There are several steps boards of directors should take now to ensure they are fully prepared when they must find a new CEO.
Prepare And Update Succession Plans
Establish or update policies and procedures for finding the company’s next CEO. This includes deciding whether to hire a consultant or recruiting firm to handle the search and whether to appoint a committee or board member to oversee or handle the process.
“Succession planning is one of the main responsibilities of a board of directors,” according to Chester Spatt, a professor of finance at Carnegie Mellon University’s Tepper School of Business said in an email interview.
“A board should always have succession in mind—absent a full-blown search, it is natural to be evaluating the senior executives (partially through the CEO, but partially independently) and also have in mind whom on the Board could serve, at least as an interim leader,” he observed.
Factors To Consider
“The exact succession plan might be influenced by the circumstances—if the succession is in response to an internal problem that might preclude some or all of the internal candidates.

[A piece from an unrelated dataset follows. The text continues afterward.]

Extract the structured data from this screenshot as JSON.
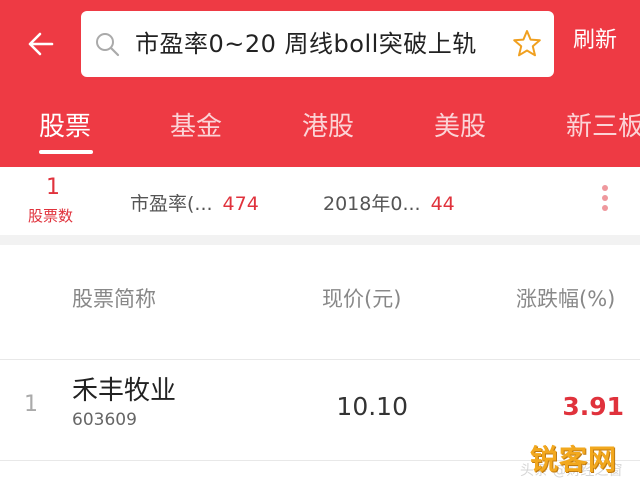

The circumstances also might influence the type of leader needed and whether an interim or permanent CEO is most appropriate. If the need for succession is related to the CEO’s situation, that has different implications than if succession is motivated by a business problem,” Spatt advised.
If there are no succession plans in place when a company announces the departure of the CEO, let people know when those protocols will be implemented. That’s what happened this month when Amazon announced in a regulatory filing that Dave Clark, CEO of Amazon’s worldwide consumer business, will resign on July 1.
The company did not name a replacement for Clark. In a blog post announcing his exit, Amazon CEO Andy Jassy said the online retailer is in the process of firming up a succession plan for Clark and will announce an update “over the next few weeks.”
Practice Responding To Vacancy Scenarios
Boards should work with staff or consultants to conduct tabletop exercises to practice responses to different scenarios that could create the need to look for a new CEO. The scenarios should include death, illness, leave of absence, resignation, retirement and termination of the top corporate officer.
Edward Segal is a crisis management expert, consultant and the bestselling author of the award-winning Crisis Ahead: 101 Ways to Prepare for and Bounce Back from Disasters, Scandals, and Other Emergencies (Nicholas Brealey). Order the book at https://www.amazon.com/gp/product/B0827JK83Q/ref=dbs_a_def_rwt_bibl_vppi_i0
Segal is a Leadership Strategy Senior Contributor for Forbes.com where he covers crisis-related news, topics and issues. Read his recent articles at https://www.forbes.com/sites/edwardsegal/?sh=3c1da3e568c5.